__ACTIVITY__
For each line of the data below that holds "scroll", copy the line.
··· PROVIDED RECORDS ···
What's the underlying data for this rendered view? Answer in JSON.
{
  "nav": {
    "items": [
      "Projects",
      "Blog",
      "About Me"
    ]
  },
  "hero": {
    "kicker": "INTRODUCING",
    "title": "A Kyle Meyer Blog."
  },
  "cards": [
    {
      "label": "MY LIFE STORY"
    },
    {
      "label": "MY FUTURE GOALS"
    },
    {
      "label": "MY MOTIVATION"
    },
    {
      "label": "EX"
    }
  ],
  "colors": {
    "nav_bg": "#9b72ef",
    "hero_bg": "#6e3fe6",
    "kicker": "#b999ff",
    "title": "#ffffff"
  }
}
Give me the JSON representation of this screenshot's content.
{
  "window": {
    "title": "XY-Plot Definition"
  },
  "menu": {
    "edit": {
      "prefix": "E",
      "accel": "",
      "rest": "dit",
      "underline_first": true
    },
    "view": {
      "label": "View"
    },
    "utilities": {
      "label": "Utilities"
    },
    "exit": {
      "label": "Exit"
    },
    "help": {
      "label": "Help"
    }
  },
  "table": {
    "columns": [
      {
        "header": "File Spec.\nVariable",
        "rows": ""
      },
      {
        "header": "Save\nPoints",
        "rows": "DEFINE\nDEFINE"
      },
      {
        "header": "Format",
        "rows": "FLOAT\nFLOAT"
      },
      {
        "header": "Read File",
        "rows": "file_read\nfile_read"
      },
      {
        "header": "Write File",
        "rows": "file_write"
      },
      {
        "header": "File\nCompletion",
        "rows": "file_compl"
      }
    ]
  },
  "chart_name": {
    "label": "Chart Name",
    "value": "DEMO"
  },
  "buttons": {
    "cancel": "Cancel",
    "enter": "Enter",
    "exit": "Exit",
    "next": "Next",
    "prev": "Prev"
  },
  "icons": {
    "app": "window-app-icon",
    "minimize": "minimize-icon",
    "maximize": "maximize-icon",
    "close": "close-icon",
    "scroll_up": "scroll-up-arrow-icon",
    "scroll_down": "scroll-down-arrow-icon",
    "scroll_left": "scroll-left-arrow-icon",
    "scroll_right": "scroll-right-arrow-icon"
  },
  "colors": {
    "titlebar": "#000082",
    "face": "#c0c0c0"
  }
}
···
__EXERCISE RESPONSE__
    "scroll_up": "scroll-up-arrow-icon",
    "scroll_down": "scroll-down-arrow-icon",
    "scroll_left": "scroll-left-arrow-icon",
    "scroll_right": "scroll-right-arrow-icon"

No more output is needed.